- Fais-moi plaisir et ferme les yeux !
- Tu me fais peur !
- Allons, fais-moi confiance ! J'ai quelque chose à te donner. Faites attention ! C'est délicat ! Si ça ne te plaît pas, fais semblant d'aimer.
- Oh, mais c'est une robe magnifique ! Ce modèle fait rage en ce moment ! J'ai fait des pieds et des mains pour en trouver une pareille.
- Tu vas faire sensation à la fête. Essaye-la. Maintenant, fais demi-tour. Oui, c'est parfait. J'espère qu'elle n'est pas trop grande, je l'ai fait faire par une amie.
- Ne te fais pas de souci, elle est géniale. Est-ce que tu m'accompagneras, demain ?
- Non, je me fais trop vieux pour ce genre de soirée!
- Combien je te dois pour la robe ?
- Laisse faire, c'est un cadeau.
- Tu me fais marcher ? C'est trop beau pour être vrai !
- Mais non, ce n'est rien. Fais-toi à l'idée.
- Tu me sauves la vie. J'étais sur le point de faire une croix sur cette soirée !
- Il est tard. Va te coucher, fais la grasse matinée demain, va à cette fête, et raconte-moi tous les détails ensuite.
- Je dois me lever tôt car je vais me faire couper les cheveux. On fera le tour des potins ensemble plus tard, promis !
Caption: Along with the Transformers, this was another classic that had the ability to CHANGE APPEARANCE in the 80s. Who remembers it?

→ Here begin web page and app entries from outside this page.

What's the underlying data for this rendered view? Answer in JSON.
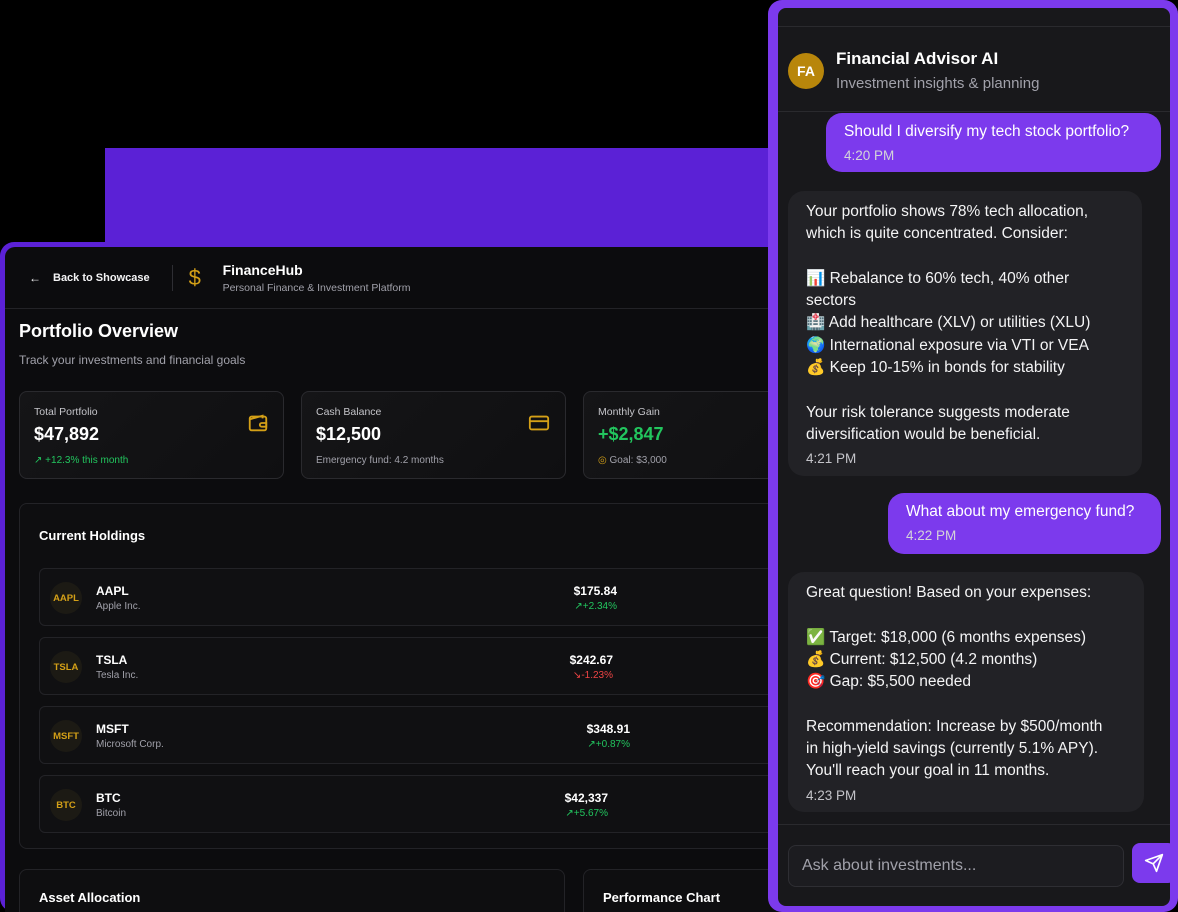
{
  "app": {
    "back_label": "Back to Showcase",
    "brand_name": "FinanceHub",
    "brand_sub": "Personal Finance & Investment Platform",
    "page_title": "Portfolio Overview",
    "page_sub": "Track your investments and financial goals"
  },
  "stats": [
    {
      "label": "Total Portfolio",
      "value": "$47,892",
      "note": "+12.3% this month",
      "icon": "wallet-icon"
    },
    {
      "label": "Cash Balance",
      "value": "$12,500",
      "note": "Emergency fund: 4.2 months",
      "icon": "credit-card-icon"
    },
    {
      "label": "Monthly Gain",
      "value": "+$2,847",
      "note": "Goal: $3,000",
      "icon": "target-icon"
    }
  ],
  "holdings": {
    "title": "Current Holdings",
    "rows": [
      {
        "symbol": "AAPL",
        "name": "Apple Inc.",
        "price": "$175.84",
        "change": "+2.34%",
        "direction": "up"
      },
      {
        "symbol": "TSLA",
        "name": "Tesla Inc.",
        "price": "$242.67",
        "change": "-1.23%",
        "direction": "down"
      },
      {
        "symbol": "MSFT",
        "name": "Microsoft Corp.",
        "price": "$348.91",
        "change": "+0.87%",
        "direction": "up"
      },
      {
        "symbol": "BTC",
        "name": "Bitcoin",
        "price": "$42,337",
        "change": "+5.67%",
        "direction": "up"
      }
    ]
  },
  "sections": {
    "allocation_title": "Asset Allocation",
    "performance_title": "Performance Chart"
  },
  "chat": {
    "avatar_initials": "FA",
    "title": "Financial Advisor AI",
    "subtitle": "Investment insights & planning",
    "messages": [
      {
        "role": "user",
        "lines": [
          "Should I diversify my tech stock portfolio?"
        ],
        "time": "4:20 PM"
      },
      {
        "role": "ai",
        "lines": [
          "Your portfolio shows 78% tech allocation,",
          "which is quite concentrated. Consider:",
          "",
          "📊 Rebalance to 60% tech, 40% other",
          "sectors",
          "🏥 Add healthcare (XLV) or utilities (XLU)",
          "🌍 International exposure via VTI or VEA",
          "💰 Keep 10-15% in bonds for stability",
          "",
          "Your risk tolerance suggests moderate",
          "diversification would be beneficial."
        ],
        "time": "4:21 PM"
      },
      {
        "role": "user",
        "lines": [
          "What about my emergency fund?"
        ],
        "time": "4:22 PM"
      },
      {
        "role": "ai",
        "lines": [
          "Great question! Based on your expenses:",
          "",
          "✅ Target: $18,000 (6 months expenses)",
          "💰 Current: $12,500 (4.2 months)",
          "🎯 Gap: $5,500 needed",
          "",
          "Recommendation: Increase by $500/month",
          "in high-yield savings (currently 5.1% APY).",
          "You'll reach your goal in 11 months."
        ],
        "time": "4:23 PM"
      }
    ],
    "input_placeholder": "Ask about investments..."
  },
  "colors": {
    "accent": "#7c3aed",
    "gold": "#d4a017",
    "positive": "#22c55e",
    "negative": "#ef4444",
    "background": "#0c0c0e"
  }
}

Have you had a good go at translating this dialogue? (If not, don't go any further! SPOILER ALERT!)
OK, are you ready to check if you got it all right now?

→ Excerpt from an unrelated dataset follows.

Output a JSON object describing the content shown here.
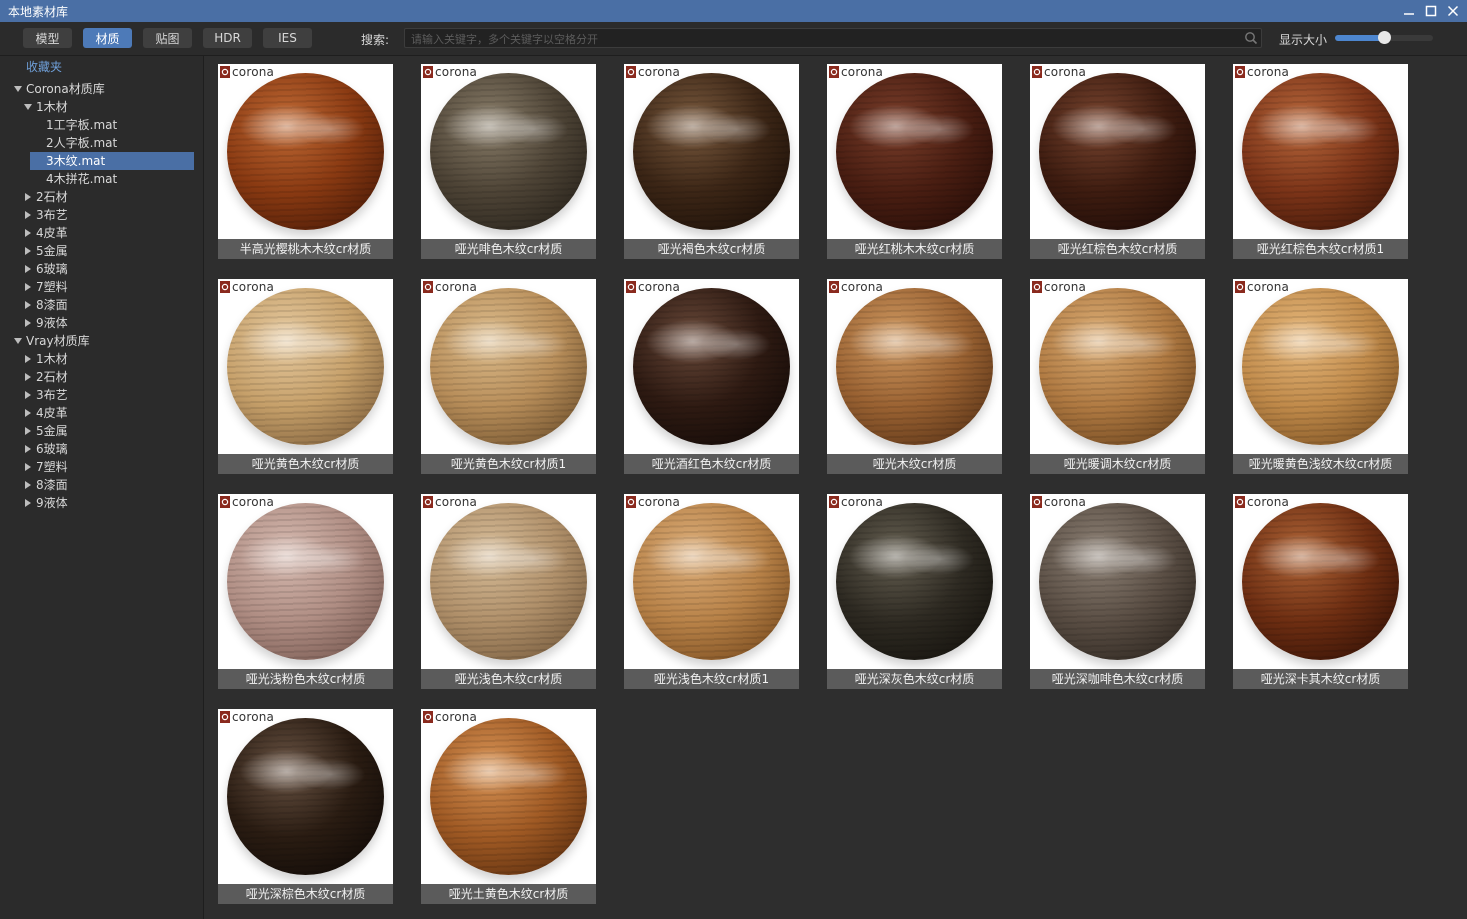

Here's my loose translation:
- Do me a favour, close your eyes.
- You are scaring me!
- Come on, trust me. I have something to give you. Be careful, it's delicate. If you don't like it, just pretend you like it.
- Oh, it's a magnificent dress! This design is all the rage at the moment. I've gone to a lot of trouble to find one like that.
- You will be sensational at the party. Try it. Now, turn around. Yes, it's perfect. I hope it's not too big. I had it made by a friend.
- Don't worry, it's great. Will you come with me, tomorrow?
- No, I'm getting too old for that sort of party!
- How much do I owe you for the dress?
- Don’t worry about it, it's a present.
- You are kidding me! It's too good to be true.
- No, no, it's nothing. Get used to the idea.
- You saved my life. I was about to give up on that party!
- It's getting late. Go to bed, sleep in tomorrow, go to the party and tell me all the details afterwards.
- I have to get up early, I'm going to have my hair cut. We'll go over all the gossip together later, I promise!
If you got it all right, give yourself three cheers. If your translation is slightly different, but it more or less means the same thing, don't get hung up on the small details. There are many ways to skin a cat!
Now, how about writing your own sentences using your favourite phrases involving the verb faire? Repetition is your friend!
A Word of Advice on Idioms
If you just love idioms, be careful. You need to learn all the words and say them in the right order, or it will be weird. For example, laisser faire is in the opposite order of all the other examples. Get it wrong and it won't make sense at all. Native speakers will probably be too puzzled to realise that your mistake is just a simple inversion.
As a student of the English language, I just love idioms. However, I admit to mixing them up. As a student I mostly shrug it off, but when I wear the “teacher hat,” I think these little mix ups are terrible. It breaks the natural flow of the conversation as it forces native speakers to analyse what you have said and replace it (at least in their head) with the correct word(s).
My final piece of advice is "less is more." Keep in mind that it's more interesting to talk to someone who uses simple but correct sentences, than to someone who strings idioms together nonstop (correctly or not!).
All images by the author